▶ WHAT YOU NEED TO DO: Within the listing below, how many lines contain the word "glyph"? Answer with the number only.

-------- EXTRACTED ENTRIES --------

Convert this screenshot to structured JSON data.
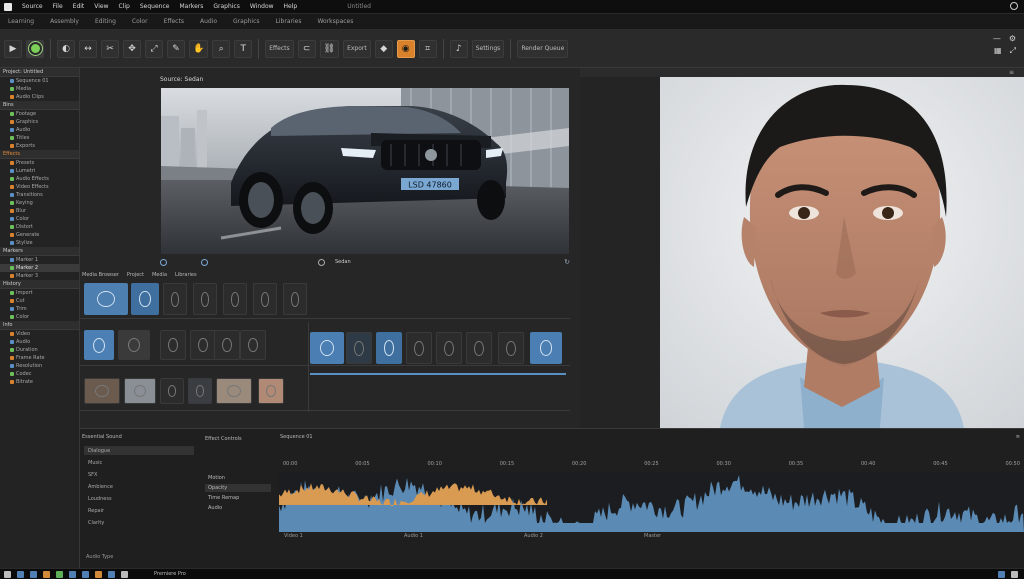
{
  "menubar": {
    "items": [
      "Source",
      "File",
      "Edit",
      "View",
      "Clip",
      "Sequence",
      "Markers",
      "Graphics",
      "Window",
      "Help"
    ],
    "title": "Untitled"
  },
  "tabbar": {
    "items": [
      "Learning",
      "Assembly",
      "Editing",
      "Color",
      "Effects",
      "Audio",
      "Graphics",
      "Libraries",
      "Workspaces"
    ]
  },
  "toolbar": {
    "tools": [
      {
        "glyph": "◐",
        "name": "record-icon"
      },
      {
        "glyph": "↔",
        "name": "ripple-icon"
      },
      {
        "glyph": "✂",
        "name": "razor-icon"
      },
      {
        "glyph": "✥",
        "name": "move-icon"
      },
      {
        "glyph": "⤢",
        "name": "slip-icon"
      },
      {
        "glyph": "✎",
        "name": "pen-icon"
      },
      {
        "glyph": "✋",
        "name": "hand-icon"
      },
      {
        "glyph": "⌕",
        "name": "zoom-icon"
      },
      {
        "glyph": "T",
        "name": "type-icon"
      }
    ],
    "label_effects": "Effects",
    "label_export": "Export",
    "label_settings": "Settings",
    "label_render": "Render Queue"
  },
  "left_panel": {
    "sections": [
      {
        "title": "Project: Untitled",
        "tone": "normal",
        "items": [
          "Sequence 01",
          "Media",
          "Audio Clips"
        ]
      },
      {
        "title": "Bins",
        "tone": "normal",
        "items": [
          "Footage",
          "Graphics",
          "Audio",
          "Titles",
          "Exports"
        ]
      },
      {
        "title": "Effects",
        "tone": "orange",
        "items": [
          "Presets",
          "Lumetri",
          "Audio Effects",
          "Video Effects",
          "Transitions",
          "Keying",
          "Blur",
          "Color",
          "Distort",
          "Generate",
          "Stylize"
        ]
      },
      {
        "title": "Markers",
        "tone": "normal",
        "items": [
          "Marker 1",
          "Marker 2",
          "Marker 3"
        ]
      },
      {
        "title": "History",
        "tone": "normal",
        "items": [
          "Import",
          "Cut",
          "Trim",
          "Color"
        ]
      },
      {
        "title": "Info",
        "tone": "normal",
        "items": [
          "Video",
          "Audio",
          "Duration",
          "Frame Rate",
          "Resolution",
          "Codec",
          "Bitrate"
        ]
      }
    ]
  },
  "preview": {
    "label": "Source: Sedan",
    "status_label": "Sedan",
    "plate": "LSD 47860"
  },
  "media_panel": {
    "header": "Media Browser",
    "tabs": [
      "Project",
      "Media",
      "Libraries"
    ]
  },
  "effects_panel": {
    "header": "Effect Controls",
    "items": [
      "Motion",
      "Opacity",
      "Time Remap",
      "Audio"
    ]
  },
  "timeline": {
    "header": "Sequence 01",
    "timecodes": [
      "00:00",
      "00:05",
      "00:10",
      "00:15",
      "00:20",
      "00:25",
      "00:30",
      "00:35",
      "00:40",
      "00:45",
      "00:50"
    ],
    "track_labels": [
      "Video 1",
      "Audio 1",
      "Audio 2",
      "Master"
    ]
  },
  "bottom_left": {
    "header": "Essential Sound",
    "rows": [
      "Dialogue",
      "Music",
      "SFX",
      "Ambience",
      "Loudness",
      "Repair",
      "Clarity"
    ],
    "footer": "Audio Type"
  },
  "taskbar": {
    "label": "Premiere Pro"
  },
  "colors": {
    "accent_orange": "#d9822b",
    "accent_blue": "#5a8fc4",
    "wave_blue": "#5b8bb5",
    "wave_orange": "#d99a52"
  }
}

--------
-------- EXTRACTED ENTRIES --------

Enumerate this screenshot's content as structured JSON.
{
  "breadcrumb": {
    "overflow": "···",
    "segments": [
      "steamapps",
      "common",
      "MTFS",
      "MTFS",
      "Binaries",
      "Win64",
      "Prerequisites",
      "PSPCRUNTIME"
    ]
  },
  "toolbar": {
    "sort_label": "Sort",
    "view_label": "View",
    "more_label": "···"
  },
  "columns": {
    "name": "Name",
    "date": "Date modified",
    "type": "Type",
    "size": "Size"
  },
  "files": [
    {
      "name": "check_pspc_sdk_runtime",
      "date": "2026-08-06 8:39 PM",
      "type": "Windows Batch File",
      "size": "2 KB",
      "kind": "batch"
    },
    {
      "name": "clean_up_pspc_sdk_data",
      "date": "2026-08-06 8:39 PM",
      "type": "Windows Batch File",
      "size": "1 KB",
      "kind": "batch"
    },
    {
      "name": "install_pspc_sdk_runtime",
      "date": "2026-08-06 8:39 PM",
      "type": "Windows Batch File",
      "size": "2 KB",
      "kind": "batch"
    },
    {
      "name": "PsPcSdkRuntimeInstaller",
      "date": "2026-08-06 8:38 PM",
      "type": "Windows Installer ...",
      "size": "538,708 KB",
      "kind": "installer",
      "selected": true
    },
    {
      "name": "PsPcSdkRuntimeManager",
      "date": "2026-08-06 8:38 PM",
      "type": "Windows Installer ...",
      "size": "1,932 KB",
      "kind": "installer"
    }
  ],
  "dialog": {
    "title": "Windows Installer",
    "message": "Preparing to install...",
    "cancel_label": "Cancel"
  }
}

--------
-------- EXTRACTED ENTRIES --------

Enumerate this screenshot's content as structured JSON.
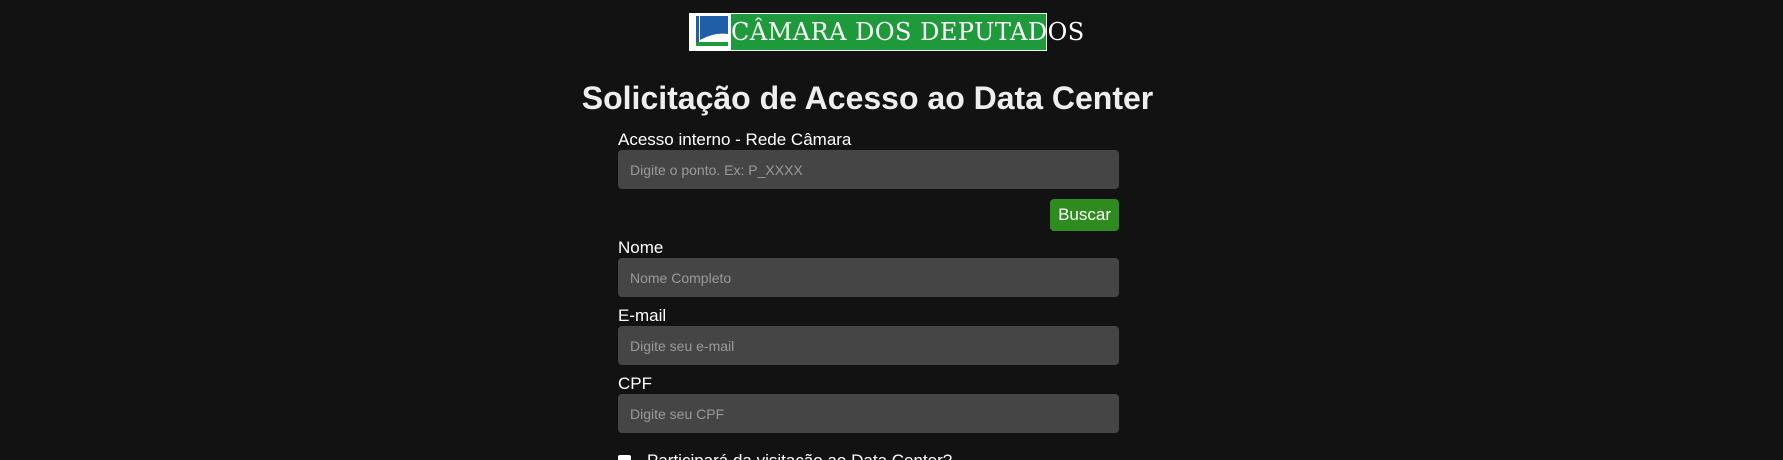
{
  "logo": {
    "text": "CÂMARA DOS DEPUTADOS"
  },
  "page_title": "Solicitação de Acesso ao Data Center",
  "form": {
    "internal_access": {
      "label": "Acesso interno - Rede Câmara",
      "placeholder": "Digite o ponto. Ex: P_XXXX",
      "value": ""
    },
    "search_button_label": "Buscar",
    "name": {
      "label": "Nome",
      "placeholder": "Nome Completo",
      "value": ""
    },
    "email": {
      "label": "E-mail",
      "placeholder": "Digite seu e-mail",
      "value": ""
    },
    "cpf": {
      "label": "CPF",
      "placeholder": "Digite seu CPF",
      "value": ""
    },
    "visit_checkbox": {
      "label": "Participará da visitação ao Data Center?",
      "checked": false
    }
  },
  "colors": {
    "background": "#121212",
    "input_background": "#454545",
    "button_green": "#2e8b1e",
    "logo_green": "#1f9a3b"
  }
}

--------

▶ WRITTEN RESPONSE: 9